- **Exercise data**
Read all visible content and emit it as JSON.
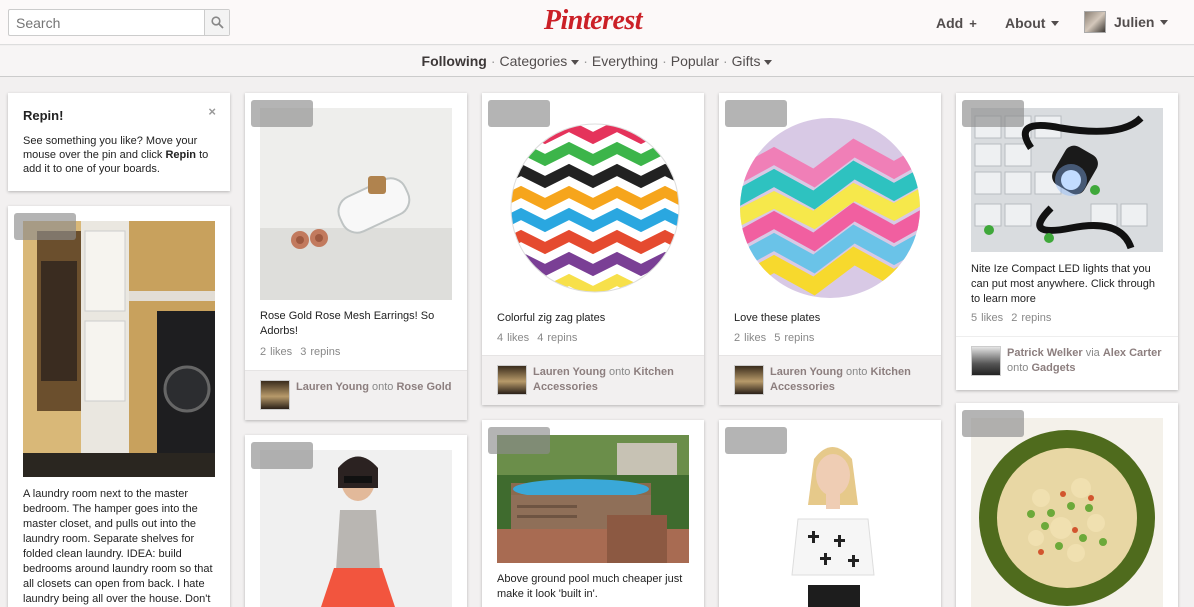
{
  "header": {
    "search_placeholder": "Search",
    "logo": "Pinterest",
    "add_label": "Add",
    "add_symbol": "+",
    "about_label": "About",
    "user_name": "Julien"
  },
  "subnav": {
    "items": [
      "Following",
      "Categories",
      "Everything",
      "Popular",
      "Gifts"
    ]
  },
  "repin_tip": {
    "title": "Repin!",
    "text_before": "See something you like? Move your mouse over the pin and click ",
    "text_bold": "Repin",
    "text_after": " to add it to one of your boards.",
    "close": "×"
  },
  "pins": [
    {
      "description": "A laundry room next to the master bedroom. The hamper goes into the master closet, and pulls out into the laundry room. Separate shelves for folded clean laundry. IDEA: build bedrooms around laundry room so that all closets can open from back. I hate laundry being all over the house. Don't"
    },
    {
      "description": "Rose Gold Rose Mesh Earrings! So Adorbs!",
      "likes": "2 likes",
      "repins": "3 repins",
      "user": "Lauren Young",
      "onto": "onto",
      "board": "Rose Gold"
    },
    {
      "description": "Colorful zig zag plates",
      "likes": "4 likes",
      "repins": "4 repins",
      "user": "Lauren Young",
      "onto": "onto",
      "board": "Kitchen Accessories"
    },
    {
      "description": "Love these plates",
      "likes": "2 likes",
      "repins": "5 repins",
      "user": "Lauren Young",
      "onto": "onto",
      "board": "Kitchen Accessories"
    },
    {
      "description": "Nite Ize Compact LED lights that you can put most anywhere. Click through to learn more",
      "likes": "5 likes",
      "repins": "2 repins",
      "user": "Patrick Welker",
      "via": "via",
      "via_user": "Alex Carter",
      "onto": "onto",
      "board": "Gadgets"
    },
    {
      "description": "Above ground pool much cheaper just make it look 'built in'."
    }
  ],
  "colors": {
    "brand_red": "#cb2027",
    "background": "#f2f0f0"
  }
}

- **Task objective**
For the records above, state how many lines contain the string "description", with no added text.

- **Exercise solution**
6